Temperature Ratings.
This should only be taken as a guide as there are a number of factors that will and can influence the temperature ratings of a sleeping bag. The use of a sleeping pad, sleeping indoors or outdoors, wet or dry and the season, will all play a role in how comfortable and warm you will feel.
1 Season – Best suited for summer or sleeping indoors, +15°C. A synthetic fill of 100g/m2 or a down fill of minimum 100g/m2. Have a brushed cotton or fleece lining for a non-stick comfort feel, no need for hood or draft collars with a wraparound zipper to open up fully for the use of a duvet.
2 Season – Best suited for summer sleeping in caves, tents or mountain hut, +15°C to +5°C. A synthetic fill of 200g/m2 or down fill of minimum 155g/m2. A cotton lining, fleece lining or cotton inner sheet, will help in warmer temperatures with the non-stick feel, no need for a hood or draft collars but could be nice in colder temperatures. A full length zip enables it to be used like a duvet.
3 Season – Best suited for autumn and early spring or in wetter climates – suited for most camping in the Drakensberg except escarpment use in winter, +5°C to -5°C. Look for a synthetic fill of 270g/m2 or down of minimum 250 to 280 g/m2. A synthetic liner to reduce weight or inner sheet (an inner sheet will help keep a down bag clean), breathable but water resistant shell for wetter weather, draft tubes and collar nice to have and a slimmer more mummy shape to help keep warm air in and reduce weight.

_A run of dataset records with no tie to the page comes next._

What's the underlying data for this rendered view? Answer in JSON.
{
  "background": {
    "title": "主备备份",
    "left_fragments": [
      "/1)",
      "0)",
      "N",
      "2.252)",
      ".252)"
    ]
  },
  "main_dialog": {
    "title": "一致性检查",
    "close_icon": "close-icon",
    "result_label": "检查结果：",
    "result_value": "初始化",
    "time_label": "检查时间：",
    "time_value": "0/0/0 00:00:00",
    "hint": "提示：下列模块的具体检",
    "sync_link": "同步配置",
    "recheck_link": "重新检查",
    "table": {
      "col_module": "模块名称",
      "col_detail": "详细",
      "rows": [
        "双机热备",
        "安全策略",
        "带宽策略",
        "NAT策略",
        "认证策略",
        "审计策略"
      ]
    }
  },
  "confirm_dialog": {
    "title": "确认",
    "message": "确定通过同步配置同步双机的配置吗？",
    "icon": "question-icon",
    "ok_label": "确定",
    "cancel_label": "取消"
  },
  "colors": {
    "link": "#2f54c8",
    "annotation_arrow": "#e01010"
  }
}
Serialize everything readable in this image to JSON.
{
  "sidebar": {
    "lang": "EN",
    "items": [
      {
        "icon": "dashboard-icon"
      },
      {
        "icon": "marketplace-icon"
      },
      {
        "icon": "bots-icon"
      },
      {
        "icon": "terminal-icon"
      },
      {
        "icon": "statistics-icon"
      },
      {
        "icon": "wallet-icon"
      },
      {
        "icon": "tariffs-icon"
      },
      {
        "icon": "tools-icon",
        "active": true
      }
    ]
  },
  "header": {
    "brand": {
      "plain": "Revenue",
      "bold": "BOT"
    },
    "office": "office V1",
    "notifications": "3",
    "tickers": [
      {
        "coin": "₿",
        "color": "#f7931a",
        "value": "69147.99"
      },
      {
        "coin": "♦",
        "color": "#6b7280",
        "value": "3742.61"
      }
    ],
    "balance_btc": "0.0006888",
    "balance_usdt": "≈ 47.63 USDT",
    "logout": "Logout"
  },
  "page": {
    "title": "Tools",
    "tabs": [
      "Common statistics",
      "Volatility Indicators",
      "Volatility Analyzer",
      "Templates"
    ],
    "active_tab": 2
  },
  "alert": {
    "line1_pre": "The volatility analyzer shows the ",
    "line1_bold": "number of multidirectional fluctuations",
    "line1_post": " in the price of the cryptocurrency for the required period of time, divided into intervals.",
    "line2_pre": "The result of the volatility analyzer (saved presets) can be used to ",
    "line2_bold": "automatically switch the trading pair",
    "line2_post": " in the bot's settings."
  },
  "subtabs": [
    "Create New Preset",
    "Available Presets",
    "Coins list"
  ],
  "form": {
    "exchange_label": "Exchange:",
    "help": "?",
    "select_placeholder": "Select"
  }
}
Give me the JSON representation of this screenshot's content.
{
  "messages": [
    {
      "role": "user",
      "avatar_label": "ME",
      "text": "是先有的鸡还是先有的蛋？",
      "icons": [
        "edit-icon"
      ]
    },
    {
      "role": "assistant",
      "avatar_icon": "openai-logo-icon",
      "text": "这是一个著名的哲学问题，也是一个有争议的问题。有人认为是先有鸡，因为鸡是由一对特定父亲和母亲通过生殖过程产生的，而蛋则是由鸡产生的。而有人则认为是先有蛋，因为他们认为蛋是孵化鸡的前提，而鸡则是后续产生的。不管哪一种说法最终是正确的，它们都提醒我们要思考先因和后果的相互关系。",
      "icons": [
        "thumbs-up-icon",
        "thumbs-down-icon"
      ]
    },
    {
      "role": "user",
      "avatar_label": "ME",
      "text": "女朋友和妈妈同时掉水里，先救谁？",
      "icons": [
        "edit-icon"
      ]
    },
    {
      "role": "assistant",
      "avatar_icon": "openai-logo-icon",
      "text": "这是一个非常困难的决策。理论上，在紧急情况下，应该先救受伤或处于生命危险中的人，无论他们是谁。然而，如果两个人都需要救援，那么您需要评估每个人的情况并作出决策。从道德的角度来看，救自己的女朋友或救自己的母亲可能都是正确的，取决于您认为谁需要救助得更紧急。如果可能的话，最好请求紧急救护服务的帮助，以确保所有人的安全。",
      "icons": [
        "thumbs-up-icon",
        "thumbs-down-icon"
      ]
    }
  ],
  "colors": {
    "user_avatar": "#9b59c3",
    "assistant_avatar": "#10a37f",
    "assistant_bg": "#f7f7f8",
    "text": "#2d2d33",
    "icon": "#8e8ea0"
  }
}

4 Season – Best suited for winter camping on the escarpment of the Drakensberg, -5°C to -15°C. Look for a synthetic fill of 300g/m2 or super down fill of minimum 280 g/m2. Synthetic liner with breathable outer and DWR finish – use of a fleece sleeping bag liner will add a few degrees of warmth and will help keep it clean. An adjustable draft collar and contoured hood with a bigger girth for extra layers is a good idea and a mummy style to help retain heat and keep weight down.
5 Season – Best suited for high mountain or arctic use, -15°C to -25°C or lower. Look for a down fill of no less than 310g/m2. It will have all the features of a 4 season bag but might be a bit roomier to accommodate extra layers and be a bit longer to help with storing of water bottles and temperature sensitive equipment.
There is a lot of information on the internet in regards to sleeping bags and I have only touched on a few points. REI has a good section on sleeping bags with good information and explanations;
https://www.rei.com/learn/expert-advice/sleeping-bag-backpacking.html
https://www.rei.com/learn/expert-advice/how-to-store-a-sleeping-bag.html

The sleeping areas in Spare Rib Cave